October, 2015. Interview my mom about shirt & learn that I've had its history completely wrong. (It was not in fact purchased by my parents in Ireland, but likely by my dad’s mother from Best & Company, a staple Northeastern retailer. It was perhaps stolen by my mother from my father on said trip to Ireland - which actually happened in the summertime & not over Spring Break, but we haven’t been able to pin down whether the Ireland part of its history is also something I made up. I’ve certainly seen pictures of my mother in the shirt; certainly remember them being from this trip to Ireland; certainly imagined that this trip to Ireland was the one pictured below. It was not. I was not alive for their first trip. Developing brains! Oral history! A mess!)

October, 2015. Decide to embrace all of my confusion over dates/history & build it into the legend of my striped t-shirt.

October 25, 2015. Raise $18,600 through Kickstarter with help from 103 of you.

Winter, 2015-16. Study tax law, fulfillment houses, shipping methods, accounting, marketing strategy, intellectual property law, e-commerce models, personal liability. Decide to make two versions of t-shirt with different sleeve lengths. Determine sizing policy, pricing policy, grading requirements & other shirt specifications.

January 12, 2016. File to form The Keep Collection, LLC in the State of California.

January 29, 2016. Tour & approve of facilities at Pacific Continental Clothing. Search through fabric samples before landing on a heavyweight 50/50 Supima® Cotton/Micromodal® Blend. Learn that the diagonal side seams & corresponding perfect cut of my parents' tee likely resulted from a common manufacturing error due to slippage when pressing the shirt to create its stripes.

February 11, 2016. Submit Purchase Order to PCC. PCC begins knitting the fabric & drafting the pattern for The Shorter & Longer Tees.

March 14, 2016. Receive first fit sample of The Shorter & Longer Tees. Make adjustments to the collar.

April 1, 2016. Receive second fit sample, & okay the production of 600 of The Shorter Tee & 400 of The Longer Tee.

April 7, 2016. Take The Longer Tee for a tour of Thailand.

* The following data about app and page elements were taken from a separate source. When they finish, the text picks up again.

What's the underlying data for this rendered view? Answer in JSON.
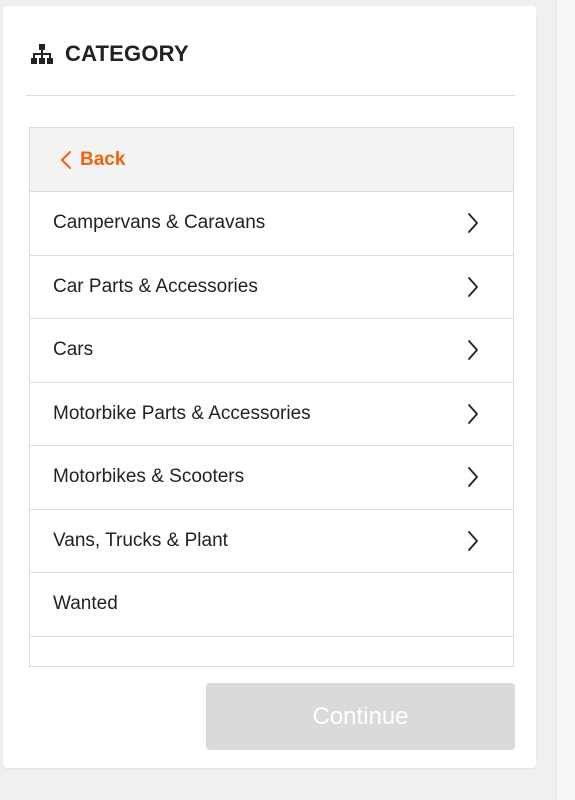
{
  "header": {
    "title": "CATEGORY",
    "icon": "sitemap-icon"
  },
  "back": {
    "label": "Back",
    "icon": "chevron-left-icon",
    "color": "#f0630c"
  },
  "categories": [
    {
      "label": "Campervans & Caravans",
      "has_children": true
    },
    {
      "label": "Car Parts & Accessories",
      "has_children": true
    },
    {
      "label": "Cars",
      "has_children": true
    },
    {
      "label": "Motorbike Parts & Accessories",
      "has_children": true
    },
    {
      "label": "Motorbikes & Scooters",
      "has_children": true
    },
    {
      "label": "Vans, Trucks & Plant",
      "has_children": true
    },
    {
      "label": "Wanted",
      "has_children": false
    },
    {
      "label": "",
      "has_children": false
    }
  ],
  "actions": {
    "continue_label": "Continue",
    "continue_enabled": false
  }
}
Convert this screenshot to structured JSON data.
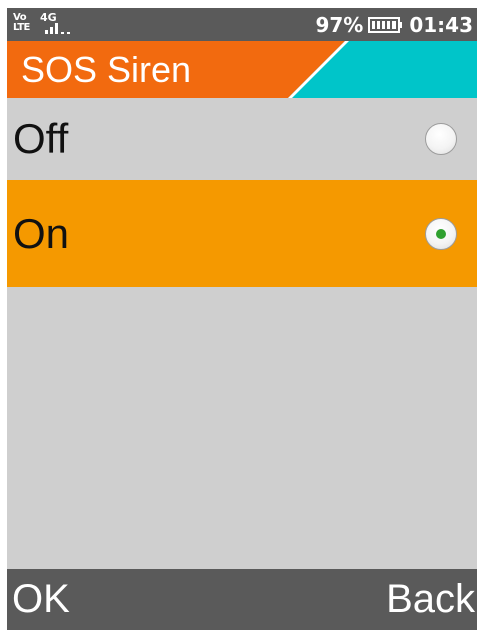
{
  "status_bar": {
    "volte_top": "Vo",
    "volte_bottom": "LTE",
    "network_type": "4G",
    "battery_percent": "97%",
    "battery_level": 0.97,
    "time": "01:43",
    "icons": [
      "volte-icon",
      "signal-icon",
      "battery-icon"
    ]
  },
  "title": "SOS Siren",
  "options": [
    {
      "label": "Off",
      "selected": false
    },
    {
      "label": "On",
      "selected": true
    }
  ],
  "softkeys": {
    "left": "OK",
    "right": "Back"
  },
  "colors": {
    "status_bar": "#5a5a5a",
    "title_orange": "#f26a0f",
    "title_teal": "#00c5c9",
    "list_background": "#cfcfcf",
    "selected_row": "#f59900",
    "radio_dot": "#2fa02f"
  }
}
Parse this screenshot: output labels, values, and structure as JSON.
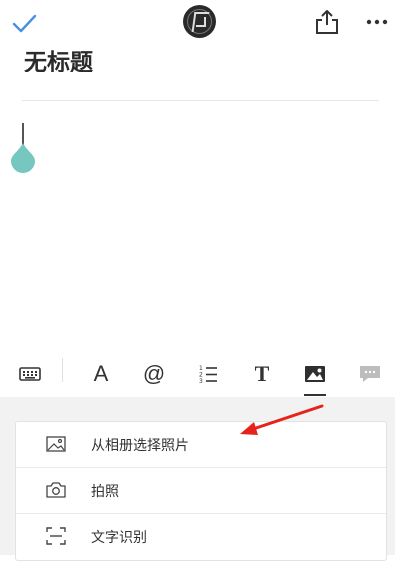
{
  "document": {
    "title": "无标题"
  },
  "colors": {
    "accent": "#4a90e2",
    "cursor_handle": "#76c7c0",
    "annotation_arrow": "#e5231b"
  },
  "icons": {
    "check": "check-icon",
    "avatar": "avatar-logo",
    "share": "share-icon",
    "more": "more-icon",
    "keyboard": "keyboard-icon",
    "font": "font-icon",
    "mention": "at-icon",
    "ordered_list": "ordered-list-icon",
    "text_style": "text-style-icon",
    "image": "image-icon",
    "comment": "comment-icon"
  },
  "toolbar": {
    "font_glyph": "A",
    "mention_glyph": "@",
    "text_style_glyph": "T",
    "active": "image"
  },
  "image_menu": {
    "items": [
      {
        "label": "从相册选择照片",
        "icon": "album-icon"
      },
      {
        "label": "拍照",
        "icon": "camera-icon"
      },
      {
        "label": "文字识别",
        "icon": "scan-icon"
      }
    ]
  }
}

May, 2016. Begin to understand just how comfortable I will have to get with manufacturing delays.

June 30, 2016. Proudly, excitedly, nervously launch Tees & The Identity Edition.